Bush Speech Offers Few Details in Education Agenda
Washington--If educators hoped to garner any details about President Bush's education agenda for the coming year from his State of the Union Message last week, they were disappointed.
The Jan. 29 speech made only passing references to the nation's schools, and it echoed now-familiar Administration themes, such as increasing parental choice in education and making America number one in math and science achievement.
Rumors had been circulating for weeks that the President would use the speech to clarify his stance on school choice--specifying, for instance, whether he favored expanding it to private as well as public schools. However, no such details were unveiled.
Similarly, while the President suggested that he would reintroduce some version of his "Educational Excellence Act" in the 102nd Congress, he did not elaborate. The bill died in the waning hours of the last legislative session.
Indeed, Mr. Bush's modest outline for domestic programs departed little from previous proposals of his own Administration or that of his predecessor, Ronald Reagan.
Chief among them is a plan to revive a scaled-down version of the "New Federalism," which was last introduced by Mr. Reagan in 1982.
Under the proposal, as much as $20 billion in federal programs would be consolidated and "turned over" to the states to run free from federal regulations.
"Working with Congress and the governors," Mr. Bush said, "I propose we select at least $15 billion in such programs and turn them over to the states in a single consolidated grant--fully funded--for flexible management by the states."
The value of such an approach, he suggested, is that it would reduce federal overhead, allow states to manage programs more flexibly and efficiently, and move power and decisionmaking closer to the people.
In addition, he said, "it reinforces a theme of this Administration: appreciation and encouragement of the innovative power of 'states as laboratories."'
Mr. Bush did not specify whether any education programs would be included in the so-called "turnover." He was expected to submit his budget to Capitol Hill this week.
In his speech, Mr. Bush promised a budget for the 1992 fiscal year that would promote investment in children and in education.
But he cautioned that he would limit the growth in spending to less than the rate of inflation, making large gains in educational spending unlikely.
The President also made a brief mention of his policies in both civil rights and health care. In the latter, he pledged new "prevention initiatives" for infants and children that would promote a "healthier America" and keep down spiraling health-care costs.

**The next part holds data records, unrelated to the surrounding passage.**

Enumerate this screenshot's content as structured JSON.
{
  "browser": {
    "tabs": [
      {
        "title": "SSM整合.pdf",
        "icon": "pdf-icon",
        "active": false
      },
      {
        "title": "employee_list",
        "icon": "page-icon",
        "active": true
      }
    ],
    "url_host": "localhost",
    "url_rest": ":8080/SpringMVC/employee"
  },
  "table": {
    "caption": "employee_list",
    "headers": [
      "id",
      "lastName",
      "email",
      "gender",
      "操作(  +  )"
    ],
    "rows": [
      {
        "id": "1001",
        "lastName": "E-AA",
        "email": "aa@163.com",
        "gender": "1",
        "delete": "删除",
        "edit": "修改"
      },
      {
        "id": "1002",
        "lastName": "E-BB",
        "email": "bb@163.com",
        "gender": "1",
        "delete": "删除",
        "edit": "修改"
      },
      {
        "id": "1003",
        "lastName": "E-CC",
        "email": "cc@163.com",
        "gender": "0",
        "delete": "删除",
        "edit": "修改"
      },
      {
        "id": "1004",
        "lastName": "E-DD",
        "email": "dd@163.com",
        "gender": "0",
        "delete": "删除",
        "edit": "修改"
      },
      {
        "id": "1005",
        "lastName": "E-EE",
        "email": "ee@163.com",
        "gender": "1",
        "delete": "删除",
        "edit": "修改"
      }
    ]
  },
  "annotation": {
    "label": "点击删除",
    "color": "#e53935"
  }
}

On civil rights, Mr. Bush said that all Americans have "a responsibility to speak out against racism, bigotry, and hate." But he offered no new proposals, and did not clarify his stance on minority scholarships for higher education.
The bulk of the State of the Union Message--and most of the applause--was reserved for the President's assessment of the war in the Persian Gulf.

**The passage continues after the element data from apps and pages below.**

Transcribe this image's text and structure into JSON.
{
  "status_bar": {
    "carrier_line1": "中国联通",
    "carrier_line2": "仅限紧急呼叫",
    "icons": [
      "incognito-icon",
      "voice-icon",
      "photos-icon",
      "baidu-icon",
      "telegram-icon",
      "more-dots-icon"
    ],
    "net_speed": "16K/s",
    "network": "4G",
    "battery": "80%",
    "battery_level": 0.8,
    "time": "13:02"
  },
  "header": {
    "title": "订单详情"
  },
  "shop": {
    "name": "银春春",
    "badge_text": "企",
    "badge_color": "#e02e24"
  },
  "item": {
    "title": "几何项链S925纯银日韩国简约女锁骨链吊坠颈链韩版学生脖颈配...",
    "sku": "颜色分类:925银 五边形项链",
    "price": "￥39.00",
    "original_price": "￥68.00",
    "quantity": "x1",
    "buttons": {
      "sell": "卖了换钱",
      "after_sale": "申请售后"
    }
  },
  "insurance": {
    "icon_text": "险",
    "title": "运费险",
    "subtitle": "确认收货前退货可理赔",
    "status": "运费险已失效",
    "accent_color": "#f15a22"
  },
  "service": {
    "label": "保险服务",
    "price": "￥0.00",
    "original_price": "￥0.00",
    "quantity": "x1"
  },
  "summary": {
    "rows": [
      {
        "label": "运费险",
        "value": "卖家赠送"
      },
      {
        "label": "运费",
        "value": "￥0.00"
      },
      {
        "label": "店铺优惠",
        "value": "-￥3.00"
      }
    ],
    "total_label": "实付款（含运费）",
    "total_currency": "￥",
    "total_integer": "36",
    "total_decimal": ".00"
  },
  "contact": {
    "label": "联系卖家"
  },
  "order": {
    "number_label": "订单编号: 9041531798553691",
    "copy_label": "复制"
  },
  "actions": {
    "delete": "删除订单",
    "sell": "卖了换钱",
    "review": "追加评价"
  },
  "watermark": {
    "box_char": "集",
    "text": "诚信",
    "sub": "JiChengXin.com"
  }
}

Mr. Bush also promised that the recession would be brief, referring to it as a temporary interruption of economic growth.
Early in the speech, the President urged Americans to embrace the spirit of volunteerism that has been a leitmotif of his tenure.
And without using the term, he gingerly endorsed the theme of "empowerment," which is being pushed by conservative Republicans in the White House.
Mr. Bush asserted that his proposed budget would "put more power and opportunity in the hands of the individual," but he did not spell out any new initiatives. So far, the only education initiative linked to the theme of empowerment has been the Administration's support of school choice.
Vol. 10, Issue 20, Page 22